- _Task goal_
The answer is one number: how many lines in the data below hold "Kherk".
((
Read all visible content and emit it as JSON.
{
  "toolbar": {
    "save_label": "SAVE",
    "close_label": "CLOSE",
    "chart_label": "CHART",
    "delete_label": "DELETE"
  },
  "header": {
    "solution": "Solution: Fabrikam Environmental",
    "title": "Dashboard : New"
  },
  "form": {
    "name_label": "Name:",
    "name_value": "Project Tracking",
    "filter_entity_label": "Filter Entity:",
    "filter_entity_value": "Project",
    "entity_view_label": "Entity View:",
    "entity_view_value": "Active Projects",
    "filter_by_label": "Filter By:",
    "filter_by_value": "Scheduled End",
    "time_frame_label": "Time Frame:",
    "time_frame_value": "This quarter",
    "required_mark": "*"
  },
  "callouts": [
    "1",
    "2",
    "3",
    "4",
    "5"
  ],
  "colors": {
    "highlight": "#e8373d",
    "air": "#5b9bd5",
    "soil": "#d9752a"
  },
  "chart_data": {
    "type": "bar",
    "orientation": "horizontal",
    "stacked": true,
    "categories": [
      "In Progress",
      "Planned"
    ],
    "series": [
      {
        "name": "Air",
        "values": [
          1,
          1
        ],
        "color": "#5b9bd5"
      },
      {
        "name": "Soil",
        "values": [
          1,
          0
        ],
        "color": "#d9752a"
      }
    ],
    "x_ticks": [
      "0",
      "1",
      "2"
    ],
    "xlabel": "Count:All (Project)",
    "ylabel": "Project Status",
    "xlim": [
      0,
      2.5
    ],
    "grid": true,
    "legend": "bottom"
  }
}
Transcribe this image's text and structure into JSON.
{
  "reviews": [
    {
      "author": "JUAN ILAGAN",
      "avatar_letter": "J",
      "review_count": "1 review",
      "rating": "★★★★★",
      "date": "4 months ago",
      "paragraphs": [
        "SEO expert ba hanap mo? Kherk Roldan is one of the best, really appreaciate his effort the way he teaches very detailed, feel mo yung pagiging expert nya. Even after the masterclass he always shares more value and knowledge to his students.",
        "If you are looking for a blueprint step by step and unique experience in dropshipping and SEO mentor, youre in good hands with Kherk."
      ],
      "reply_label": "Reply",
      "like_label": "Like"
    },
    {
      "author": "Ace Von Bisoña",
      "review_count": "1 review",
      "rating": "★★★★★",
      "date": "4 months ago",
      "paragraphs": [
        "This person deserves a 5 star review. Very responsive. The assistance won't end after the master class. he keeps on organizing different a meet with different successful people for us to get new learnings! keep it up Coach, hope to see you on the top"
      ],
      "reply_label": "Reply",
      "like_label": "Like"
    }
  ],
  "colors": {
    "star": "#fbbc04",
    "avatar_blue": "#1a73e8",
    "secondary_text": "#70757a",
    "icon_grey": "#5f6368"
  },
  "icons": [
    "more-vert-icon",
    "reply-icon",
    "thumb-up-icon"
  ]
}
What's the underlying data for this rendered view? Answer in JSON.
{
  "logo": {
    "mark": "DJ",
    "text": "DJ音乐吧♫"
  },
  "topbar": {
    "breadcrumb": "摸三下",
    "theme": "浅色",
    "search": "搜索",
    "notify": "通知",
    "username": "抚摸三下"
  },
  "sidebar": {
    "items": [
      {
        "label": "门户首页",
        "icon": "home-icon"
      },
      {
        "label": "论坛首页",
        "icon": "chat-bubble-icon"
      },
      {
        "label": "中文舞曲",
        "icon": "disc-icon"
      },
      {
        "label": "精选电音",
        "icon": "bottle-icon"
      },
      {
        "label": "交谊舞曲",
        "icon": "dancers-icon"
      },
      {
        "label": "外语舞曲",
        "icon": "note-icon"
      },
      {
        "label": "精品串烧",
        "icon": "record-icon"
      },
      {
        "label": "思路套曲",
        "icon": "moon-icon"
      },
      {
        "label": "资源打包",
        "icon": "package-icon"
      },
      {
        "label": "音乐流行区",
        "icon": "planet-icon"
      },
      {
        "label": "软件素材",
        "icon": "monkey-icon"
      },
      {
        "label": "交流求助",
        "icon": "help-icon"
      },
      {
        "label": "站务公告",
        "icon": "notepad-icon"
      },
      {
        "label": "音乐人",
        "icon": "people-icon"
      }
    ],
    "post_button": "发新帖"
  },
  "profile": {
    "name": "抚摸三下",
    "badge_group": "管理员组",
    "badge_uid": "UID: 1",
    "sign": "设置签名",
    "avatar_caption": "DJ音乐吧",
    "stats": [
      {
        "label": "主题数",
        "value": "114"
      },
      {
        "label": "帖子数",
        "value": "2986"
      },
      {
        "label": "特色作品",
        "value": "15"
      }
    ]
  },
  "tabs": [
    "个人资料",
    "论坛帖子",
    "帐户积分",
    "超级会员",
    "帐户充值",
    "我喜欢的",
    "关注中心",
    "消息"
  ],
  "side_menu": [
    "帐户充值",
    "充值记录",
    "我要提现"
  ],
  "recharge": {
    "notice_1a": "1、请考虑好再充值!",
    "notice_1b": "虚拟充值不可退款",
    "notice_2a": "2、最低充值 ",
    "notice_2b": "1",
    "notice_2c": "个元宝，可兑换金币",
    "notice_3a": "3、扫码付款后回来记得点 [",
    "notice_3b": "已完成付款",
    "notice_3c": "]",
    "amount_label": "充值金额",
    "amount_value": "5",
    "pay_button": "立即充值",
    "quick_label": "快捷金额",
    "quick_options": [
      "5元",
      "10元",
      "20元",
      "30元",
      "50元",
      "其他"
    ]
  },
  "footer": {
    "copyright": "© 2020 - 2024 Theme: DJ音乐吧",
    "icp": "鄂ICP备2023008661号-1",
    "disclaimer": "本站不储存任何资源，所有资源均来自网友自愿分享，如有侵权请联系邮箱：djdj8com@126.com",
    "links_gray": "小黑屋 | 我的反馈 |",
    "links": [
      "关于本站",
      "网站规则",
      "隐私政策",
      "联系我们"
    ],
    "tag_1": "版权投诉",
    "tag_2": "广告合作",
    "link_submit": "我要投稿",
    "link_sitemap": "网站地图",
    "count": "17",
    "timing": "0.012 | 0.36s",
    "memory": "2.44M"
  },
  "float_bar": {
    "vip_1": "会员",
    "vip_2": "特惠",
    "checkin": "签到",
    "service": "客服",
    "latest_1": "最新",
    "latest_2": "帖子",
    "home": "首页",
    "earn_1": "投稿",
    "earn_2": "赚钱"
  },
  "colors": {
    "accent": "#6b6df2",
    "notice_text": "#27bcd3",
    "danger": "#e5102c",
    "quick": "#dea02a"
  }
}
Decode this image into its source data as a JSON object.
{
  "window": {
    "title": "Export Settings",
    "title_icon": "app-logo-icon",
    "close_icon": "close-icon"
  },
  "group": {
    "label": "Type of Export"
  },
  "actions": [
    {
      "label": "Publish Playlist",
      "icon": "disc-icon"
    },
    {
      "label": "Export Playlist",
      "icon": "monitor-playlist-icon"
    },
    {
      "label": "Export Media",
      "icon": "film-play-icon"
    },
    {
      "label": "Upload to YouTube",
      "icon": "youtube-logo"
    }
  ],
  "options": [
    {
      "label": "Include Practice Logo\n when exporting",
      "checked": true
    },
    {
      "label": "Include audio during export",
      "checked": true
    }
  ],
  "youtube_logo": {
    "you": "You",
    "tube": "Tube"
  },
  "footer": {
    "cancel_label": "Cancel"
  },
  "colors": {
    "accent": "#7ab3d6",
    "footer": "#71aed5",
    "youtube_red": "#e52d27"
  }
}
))
- _Written solution_
2